With for-hire trucking capacity in short supply, companies in the consumer packaged goods business are looking for any edge to earn “preferred shipper” status. For Johnson & Johnson, that edge includes the EPA SmartWay Transport Partnership, a public-private initiative between EPA and the freight transportation industry aimed at improving efficiency and sustainability within the supply chain.

A SmartWay partner since 2005, Johnson & Johnson works exclusively with freight carriers that participate in the program.

“The SmartWay brand is a signal to carriers that we’re committed to efficient, sustainable transportation practices,” McDowell notes, outlining several initiatives that back up the company's commitment:

  • Logistics Incentive Order program: Johnson & Johnson incentivizes customers to place orders in quantities that legally optimize the use of space on trailers, which reduces the number of deliveries and makes it more efficient to schedule, load and unload goods.
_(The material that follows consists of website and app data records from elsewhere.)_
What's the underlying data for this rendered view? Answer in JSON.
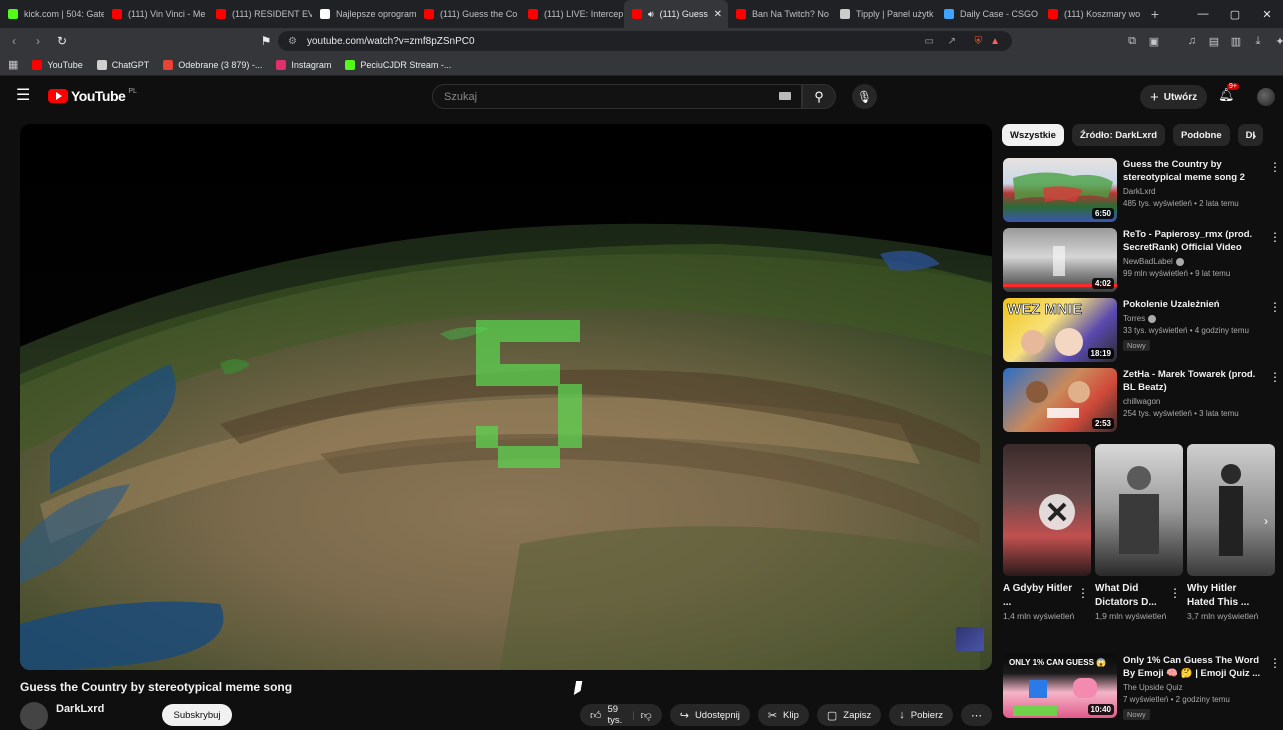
{
  "browser": {
    "tabs": [
      {
        "title": "kick.com | 504: Gate",
        "fav": "#53fc18",
        "active": false
      },
      {
        "title": "(111) Vin Vinci - Me",
        "fav": "#ff0000",
        "active": false
      },
      {
        "title": "(111) RESIDENT EVI",
        "fav": "#ff0000",
        "active": false
      },
      {
        "title": "Najlepsze oprogram",
        "fav": "#ffffff",
        "active": false
      },
      {
        "title": "(111) Guess the Co",
        "fav": "#ff0000",
        "active": false
      },
      {
        "title": "(111) LIVE: Intercep",
        "fav": "#ff0000",
        "active": false
      },
      {
        "title": "(111) Guess",
        "fav": "#ff0000",
        "active": true
      },
      {
        "title": "Ban Na Twitch? No",
        "fav": "#ff0000",
        "active": false
      },
      {
        "title": "Tipply | Panel użytk",
        "fav": "#cccccc",
        "active": false
      },
      {
        "title": "Daily Case - CSGO",
        "fav": "#3ea6ff",
        "active": false
      },
      {
        "title": "(111) Koszmary wo",
        "fav": "#ff0000",
        "active": false
      }
    ],
    "new_tab": "+",
    "url": "youtube.com/watch?v=zmf8pZSnPC0",
    "bookmarks": [
      {
        "label": "YouTube",
        "color": "#ff0000"
      },
      {
        "label": "ChatGPT",
        "color": "#d0d0d0"
      },
      {
        "label": "Odebrane (3 879) -...",
        "color": "#ea4335"
      },
      {
        "label": "Instagram",
        "color": "#e1306c"
      },
      {
        "label": "PeciuCJDR Stream -...",
        "color": "#53fc18"
      }
    ]
  },
  "youtube": {
    "logo": "YouTube",
    "country": "PL",
    "search_placeholder": "Szukaj",
    "create_label": "Utwórz",
    "notifications_badge": "9+"
  },
  "video": {
    "countdown_digit": "5",
    "title": "Guess the Country by stereotypical meme song",
    "channel": "DarkLxrd",
    "subscribe_label": "Subskrybuj",
    "likes": "59 tys.",
    "share": "Udostępnij",
    "clip": "Klip",
    "save": "Zapisz",
    "download": "Pobierz"
  },
  "chips": [
    {
      "label": "Wszystkie",
      "selected": true
    },
    {
      "label": "Źródło: DarkLxrd",
      "selected": false
    },
    {
      "label": "Podobne",
      "selected": false
    },
    {
      "label": "Dl",
      "selected": false
    }
  ],
  "recommendations": [
    {
      "title": "Guess the Country by stereotypical meme song 2",
      "channel": "DarkLxrd",
      "meta": "485 tys. wyświetleń • 2 lata temu",
      "duration": "6:50",
      "new": "",
      "verified": false
    },
    {
      "title": "ReTo - Papierosy_rmx (prod. SecretRank) Official Video",
      "channel": "NewBadLabel",
      "meta": "99 mln wyświetleń • 9 lat temu",
      "duration": "4:02",
      "new": "",
      "verified": true
    },
    {
      "title": "Pokolenie Uzależnień",
      "channel": "Torres",
      "meta": "33 tys. wyświetleń • 4 godziny temu",
      "duration": "18:19",
      "new": "Nowy",
      "verified": true
    },
    {
      "title": "ZetHa - Marek Towarek (prod. BL Beatz)",
      "channel": "chillwagon",
      "meta": "254 tys. wyświetleń • 3 lata temu",
      "duration": "2:53",
      "new": "",
      "verified": false
    }
  ],
  "shorts": [
    {
      "title": "A Gdyby Hitler ...",
      "views": "1,4 mln wyświetleń"
    },
    {
      "title": "What Did Dictators D...",
      "views": "1,9 mln wyświetleń"
    },
    {
      "title": "Why Hitler Hated This ...",
      "views": "3,7 mln wyświetleń"
    }
  ],
  "bottom_reco": {
    "title": "Only 1% Can Guess The Word By Emoji 🧠 🤔 | Emoji Quiz ...",
    "channel": "The Upside Quiz",
    "meta": "7 wyświetleń • 2 godziny temu",
    "duration": "10:40",
    "new": "Nowy",
    "thumb_text": "ONLY 1% CAN GUESS 😱"
  }
}
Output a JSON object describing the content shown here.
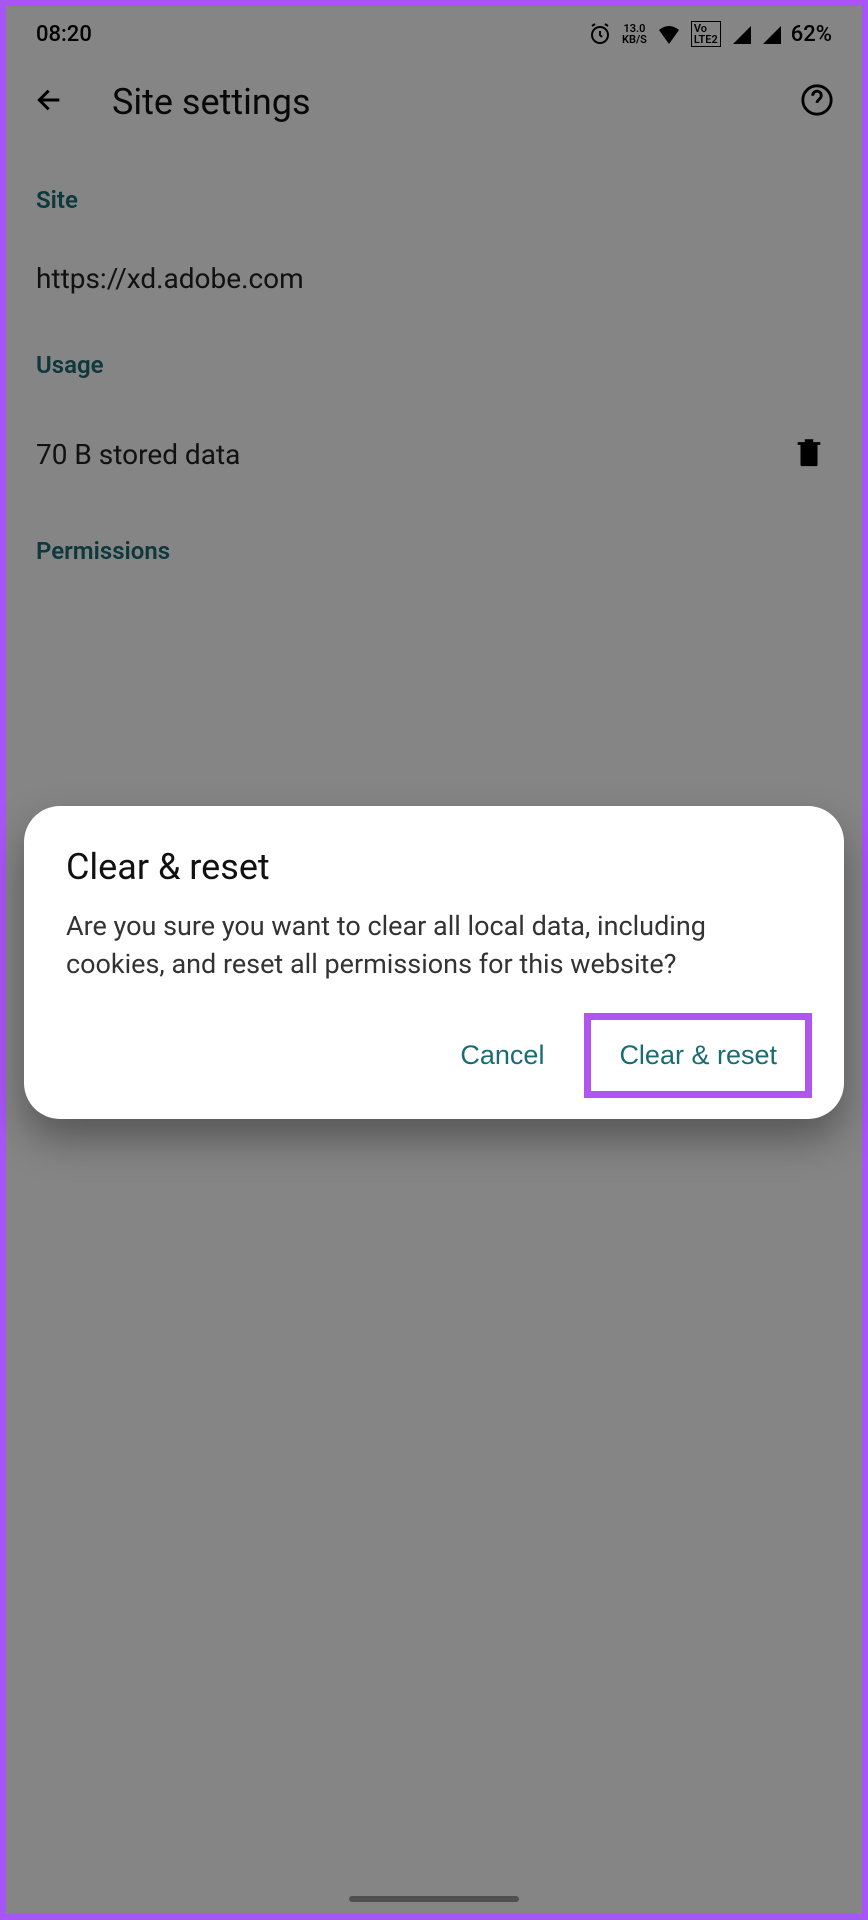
{
  "statusBar": {
    "time": "08:20",
    "dataRate": "13.0",
    "dataUnit": "KB/S",
    "volte": "Vo LTE 2",
    "battery": "62%"
  },
  "header": {
    "title": "Site settings"
  },
  "sections": {
    "site": {
      "label": "Site",
      "url": "https://xd.adobe.com"
    },
    "usage": {
      "label": "Usage",
      "stored": "70 B stored data"
    },
    "permissions": {
      "label": "Permissions"
    }
  },
  "dialog": {
    "title": "Clear & reset",
    "body": "Are you sure you want to clear all local data, including cookies, and reset all permissions for this website?",
    "cancel": "Cancel",
    "confirm": "Clear & reset"
  }
}
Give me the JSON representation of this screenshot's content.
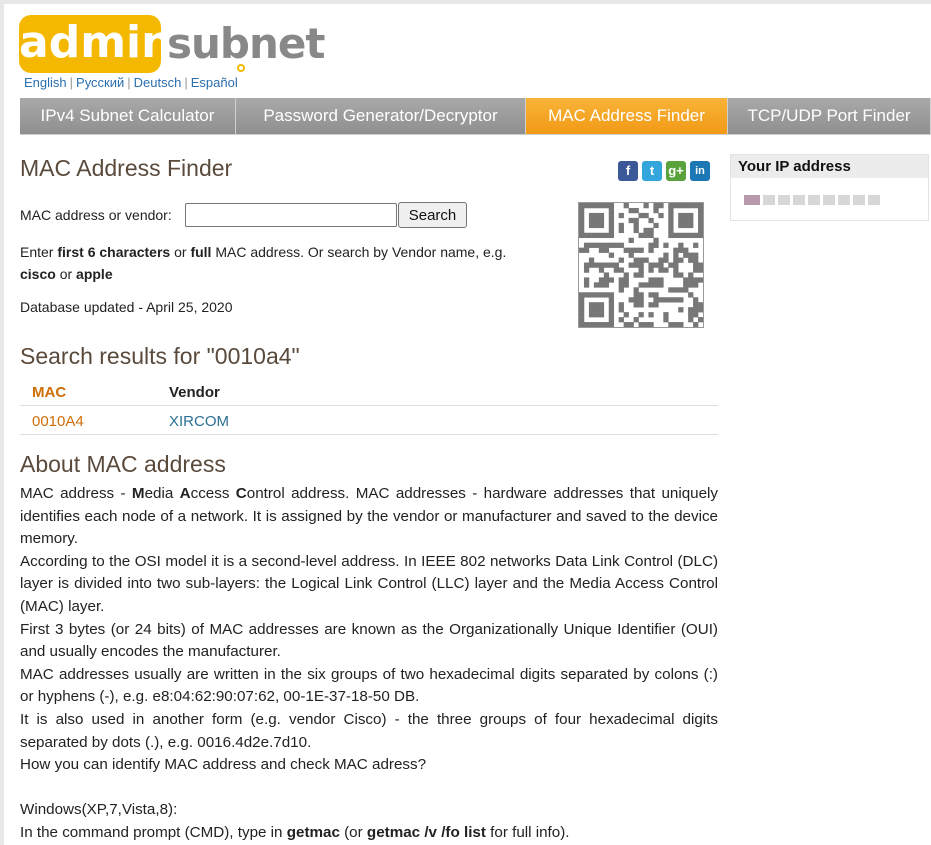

These financial and service-oriented incentives are available to all customers that meet a certain order and volume threshold.
  • Idle-reduction programs: Johnson & Johnson promotes idle reduction and faster turnaround times at distribution centers by scheduling deliveries, allowing dropped trailers and, where available, offering shore-power electrical connections for trucks.
  • Dedicated trucks: Johnson & Johnson operates a regional dedicated fleet for a distribution center in the Northeast. The company precisely matched its truck spec to the characteristics of the load, using day cabs instead of sleepers. This saves about 5,000 pounds of tare weight per truck and allows another four to five pallets of payload per trip, compared with the tractor-trailers the company used previously.
  • Mode shifting: In North America, Johnson & Johnson has shifted about 700 shipments on five lanes from truckload to intermodal and improved intermodal use from 69 percent to 78 percent in the past 12 months. The company estimates that its mode-shifting initiative has doubled its miles-per-gallon fuel savings (6.3 miles per gallon for truckload versus 12 miles per gallon for intermodal); removed 420 trucks from the road; and kept truckload capacity free for other lanes.
  • Exclusive use of SmartWay carriers: Johnson & Johnson uses 50 carriers in its North American logistics operations; all participate in SmartWay. SmartWay carriers measure, benchmark and share their fuel use and emissions, which gives Johnson & Johnson new ways to evaluate this aspect of carrier performance. It also gives the company opportunities to collaborate with carriers and customers on more efficient and sustainable transportation practices.

About the Author

Stephen Petit

Stephen Petit

Stephen Petit is a consultant and technical writer who has covered trends in the transportation and commercial trucking industry for nearly 20 years. He works for CauseWay, a purpose-driven communications firm committed to nonprofit organizations and government agencies, including EPA SmartWay. Read More